** Data supplied follows **

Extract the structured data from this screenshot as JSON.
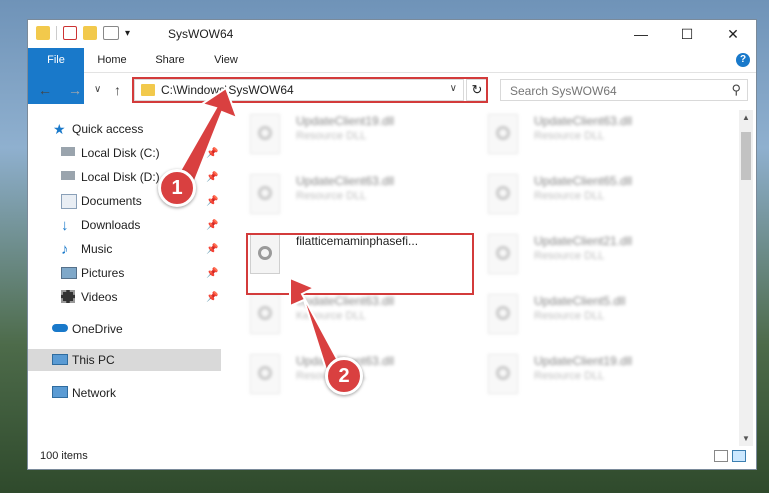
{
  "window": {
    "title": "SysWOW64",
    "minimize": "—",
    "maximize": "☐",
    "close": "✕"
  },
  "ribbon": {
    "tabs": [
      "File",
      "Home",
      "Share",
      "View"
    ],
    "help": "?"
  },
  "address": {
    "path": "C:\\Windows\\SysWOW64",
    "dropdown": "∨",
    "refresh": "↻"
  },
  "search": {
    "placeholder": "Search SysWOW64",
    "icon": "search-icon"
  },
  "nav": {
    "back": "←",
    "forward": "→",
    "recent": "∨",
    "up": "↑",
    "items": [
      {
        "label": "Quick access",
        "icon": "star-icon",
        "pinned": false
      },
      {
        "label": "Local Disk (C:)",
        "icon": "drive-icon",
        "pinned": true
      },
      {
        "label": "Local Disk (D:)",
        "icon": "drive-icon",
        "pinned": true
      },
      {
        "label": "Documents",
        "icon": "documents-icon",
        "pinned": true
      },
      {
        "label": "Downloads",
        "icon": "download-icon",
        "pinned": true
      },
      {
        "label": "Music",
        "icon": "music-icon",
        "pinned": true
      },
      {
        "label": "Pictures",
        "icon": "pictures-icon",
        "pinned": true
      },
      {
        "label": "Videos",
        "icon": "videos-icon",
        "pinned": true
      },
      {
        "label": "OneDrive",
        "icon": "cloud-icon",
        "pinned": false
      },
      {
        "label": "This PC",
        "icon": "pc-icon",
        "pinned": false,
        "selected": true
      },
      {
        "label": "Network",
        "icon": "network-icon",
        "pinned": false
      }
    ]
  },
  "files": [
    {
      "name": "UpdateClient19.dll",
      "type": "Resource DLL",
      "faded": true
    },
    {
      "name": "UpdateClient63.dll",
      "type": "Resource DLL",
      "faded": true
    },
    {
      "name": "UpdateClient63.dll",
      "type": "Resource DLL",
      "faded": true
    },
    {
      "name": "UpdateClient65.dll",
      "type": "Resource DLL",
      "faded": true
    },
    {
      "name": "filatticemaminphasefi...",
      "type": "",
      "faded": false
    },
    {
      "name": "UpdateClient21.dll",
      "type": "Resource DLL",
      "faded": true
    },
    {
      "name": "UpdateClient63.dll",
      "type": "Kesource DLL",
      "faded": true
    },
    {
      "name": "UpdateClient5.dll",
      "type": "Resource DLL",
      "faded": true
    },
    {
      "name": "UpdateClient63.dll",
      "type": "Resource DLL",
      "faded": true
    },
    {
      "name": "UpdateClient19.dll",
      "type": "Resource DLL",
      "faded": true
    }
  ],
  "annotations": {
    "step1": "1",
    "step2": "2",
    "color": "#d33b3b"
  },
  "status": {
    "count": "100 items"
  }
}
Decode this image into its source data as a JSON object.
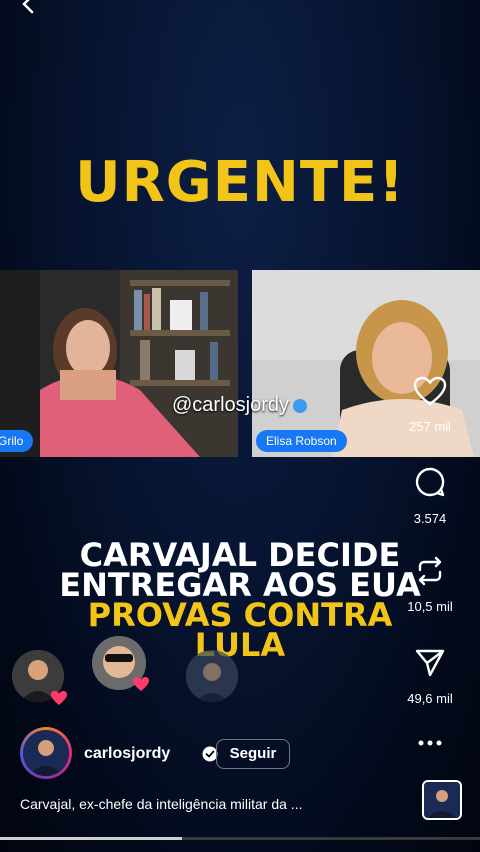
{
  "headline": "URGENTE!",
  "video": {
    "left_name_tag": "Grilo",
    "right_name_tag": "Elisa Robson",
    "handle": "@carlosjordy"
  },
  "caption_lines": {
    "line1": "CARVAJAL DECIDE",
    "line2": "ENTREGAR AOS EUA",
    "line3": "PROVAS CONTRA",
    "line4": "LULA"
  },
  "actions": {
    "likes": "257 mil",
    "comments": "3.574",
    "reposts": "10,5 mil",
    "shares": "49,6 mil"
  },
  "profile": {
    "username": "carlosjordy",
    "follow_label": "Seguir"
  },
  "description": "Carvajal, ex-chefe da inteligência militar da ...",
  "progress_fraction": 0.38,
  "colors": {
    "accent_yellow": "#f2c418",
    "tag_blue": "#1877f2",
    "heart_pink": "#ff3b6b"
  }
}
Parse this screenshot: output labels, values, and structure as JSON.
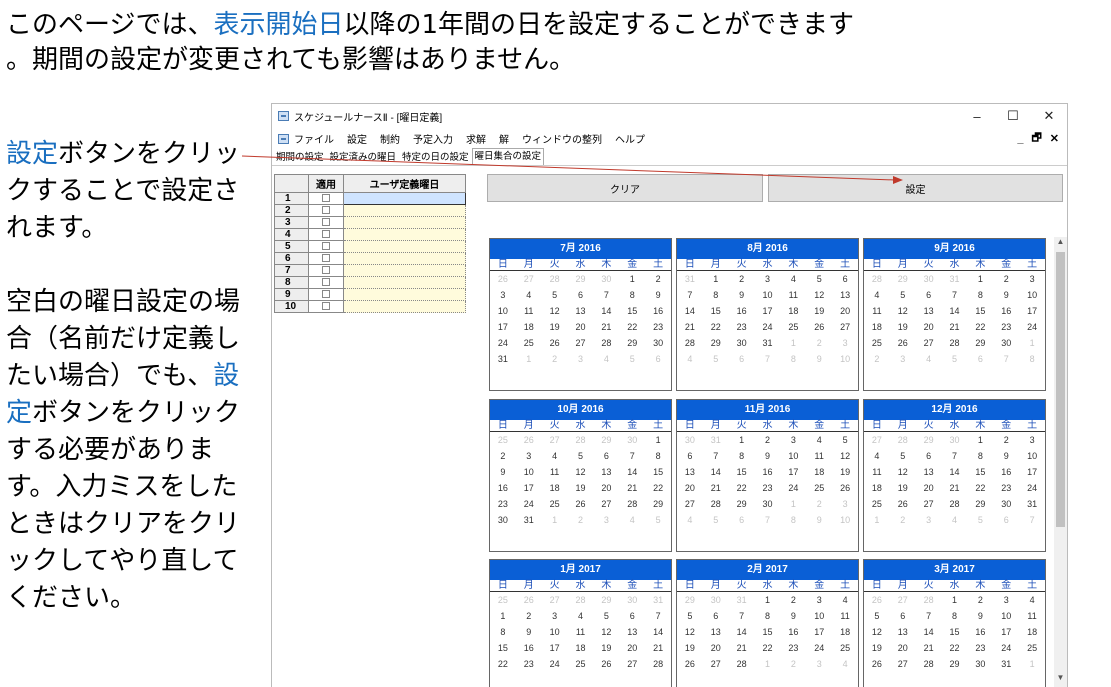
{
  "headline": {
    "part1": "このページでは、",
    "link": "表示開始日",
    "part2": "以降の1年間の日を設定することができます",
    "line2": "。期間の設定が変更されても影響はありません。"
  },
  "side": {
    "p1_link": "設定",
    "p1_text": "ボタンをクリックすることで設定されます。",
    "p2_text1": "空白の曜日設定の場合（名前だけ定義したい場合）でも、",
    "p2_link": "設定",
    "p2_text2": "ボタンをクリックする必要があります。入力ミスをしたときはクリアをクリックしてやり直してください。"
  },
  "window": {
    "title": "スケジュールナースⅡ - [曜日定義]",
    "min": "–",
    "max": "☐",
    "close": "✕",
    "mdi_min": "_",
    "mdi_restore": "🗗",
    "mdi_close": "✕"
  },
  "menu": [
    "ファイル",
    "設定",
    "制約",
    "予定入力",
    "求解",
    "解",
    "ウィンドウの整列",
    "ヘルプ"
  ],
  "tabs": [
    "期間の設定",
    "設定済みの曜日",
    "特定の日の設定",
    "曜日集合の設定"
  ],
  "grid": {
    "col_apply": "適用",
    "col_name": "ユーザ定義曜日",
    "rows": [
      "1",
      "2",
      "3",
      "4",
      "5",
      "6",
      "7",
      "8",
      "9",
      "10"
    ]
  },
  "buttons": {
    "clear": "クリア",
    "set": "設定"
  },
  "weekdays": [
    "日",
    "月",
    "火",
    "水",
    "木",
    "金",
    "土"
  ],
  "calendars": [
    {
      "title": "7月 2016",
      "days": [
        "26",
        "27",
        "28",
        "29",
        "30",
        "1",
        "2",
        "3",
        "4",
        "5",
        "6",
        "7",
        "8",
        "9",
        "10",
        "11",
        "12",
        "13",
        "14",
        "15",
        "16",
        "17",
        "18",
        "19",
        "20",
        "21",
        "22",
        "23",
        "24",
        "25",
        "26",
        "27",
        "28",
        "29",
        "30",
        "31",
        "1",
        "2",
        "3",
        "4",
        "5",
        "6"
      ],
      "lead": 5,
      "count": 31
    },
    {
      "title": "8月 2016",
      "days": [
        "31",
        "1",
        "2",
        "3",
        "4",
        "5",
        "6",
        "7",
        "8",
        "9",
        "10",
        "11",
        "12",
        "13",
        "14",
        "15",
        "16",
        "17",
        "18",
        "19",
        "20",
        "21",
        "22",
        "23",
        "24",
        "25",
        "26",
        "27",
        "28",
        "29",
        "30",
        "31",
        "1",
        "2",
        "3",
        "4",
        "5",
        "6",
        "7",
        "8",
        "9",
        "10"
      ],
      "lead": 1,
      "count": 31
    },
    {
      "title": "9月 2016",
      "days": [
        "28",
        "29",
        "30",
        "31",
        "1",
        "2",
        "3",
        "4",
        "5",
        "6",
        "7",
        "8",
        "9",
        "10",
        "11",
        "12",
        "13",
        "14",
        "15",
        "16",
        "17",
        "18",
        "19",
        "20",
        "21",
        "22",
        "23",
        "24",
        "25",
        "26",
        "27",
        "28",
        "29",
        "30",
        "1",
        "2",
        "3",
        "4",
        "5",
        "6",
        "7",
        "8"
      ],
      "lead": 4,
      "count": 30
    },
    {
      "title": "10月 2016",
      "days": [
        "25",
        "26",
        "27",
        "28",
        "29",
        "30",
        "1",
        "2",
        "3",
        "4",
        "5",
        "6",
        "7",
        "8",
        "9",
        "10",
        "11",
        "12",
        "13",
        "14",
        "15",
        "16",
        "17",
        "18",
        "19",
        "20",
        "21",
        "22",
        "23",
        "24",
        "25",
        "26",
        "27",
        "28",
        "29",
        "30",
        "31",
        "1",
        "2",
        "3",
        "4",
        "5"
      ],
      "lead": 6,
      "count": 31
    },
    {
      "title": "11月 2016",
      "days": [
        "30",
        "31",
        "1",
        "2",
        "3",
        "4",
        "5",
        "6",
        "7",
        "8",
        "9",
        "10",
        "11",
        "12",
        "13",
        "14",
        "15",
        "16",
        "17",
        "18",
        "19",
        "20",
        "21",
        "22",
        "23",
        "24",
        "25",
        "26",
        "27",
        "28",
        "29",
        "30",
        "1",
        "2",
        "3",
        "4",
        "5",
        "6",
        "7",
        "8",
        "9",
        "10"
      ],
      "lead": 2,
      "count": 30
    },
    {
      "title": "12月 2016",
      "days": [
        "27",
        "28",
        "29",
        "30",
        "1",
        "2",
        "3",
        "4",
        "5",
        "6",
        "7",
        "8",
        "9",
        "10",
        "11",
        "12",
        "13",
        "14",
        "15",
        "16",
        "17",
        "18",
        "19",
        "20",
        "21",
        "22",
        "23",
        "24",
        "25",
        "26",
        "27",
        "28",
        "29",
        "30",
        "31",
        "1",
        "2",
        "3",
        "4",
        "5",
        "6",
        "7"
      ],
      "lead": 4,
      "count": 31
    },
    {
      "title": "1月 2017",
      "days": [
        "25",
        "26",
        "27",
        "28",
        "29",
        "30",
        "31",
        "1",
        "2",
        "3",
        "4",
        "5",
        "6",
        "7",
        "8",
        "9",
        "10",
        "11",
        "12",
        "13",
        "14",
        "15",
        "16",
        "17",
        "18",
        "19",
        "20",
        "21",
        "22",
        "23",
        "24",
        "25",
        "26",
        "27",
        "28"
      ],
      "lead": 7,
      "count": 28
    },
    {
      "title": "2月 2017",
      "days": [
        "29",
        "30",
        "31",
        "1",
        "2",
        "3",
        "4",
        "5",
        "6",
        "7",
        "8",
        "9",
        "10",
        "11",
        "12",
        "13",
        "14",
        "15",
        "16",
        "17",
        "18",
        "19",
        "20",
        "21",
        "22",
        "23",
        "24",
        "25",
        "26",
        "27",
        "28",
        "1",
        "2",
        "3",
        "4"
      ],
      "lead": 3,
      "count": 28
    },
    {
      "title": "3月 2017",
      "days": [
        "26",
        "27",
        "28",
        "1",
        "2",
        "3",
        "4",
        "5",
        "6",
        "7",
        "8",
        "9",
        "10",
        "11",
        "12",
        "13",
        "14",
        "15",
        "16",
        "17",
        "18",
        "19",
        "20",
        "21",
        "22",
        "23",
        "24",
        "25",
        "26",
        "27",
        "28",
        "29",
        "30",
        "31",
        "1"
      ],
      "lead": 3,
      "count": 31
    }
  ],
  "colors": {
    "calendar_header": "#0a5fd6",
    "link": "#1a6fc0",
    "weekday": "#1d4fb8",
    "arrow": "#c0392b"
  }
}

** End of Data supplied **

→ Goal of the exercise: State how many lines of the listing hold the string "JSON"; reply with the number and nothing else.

→ Response to the task: 3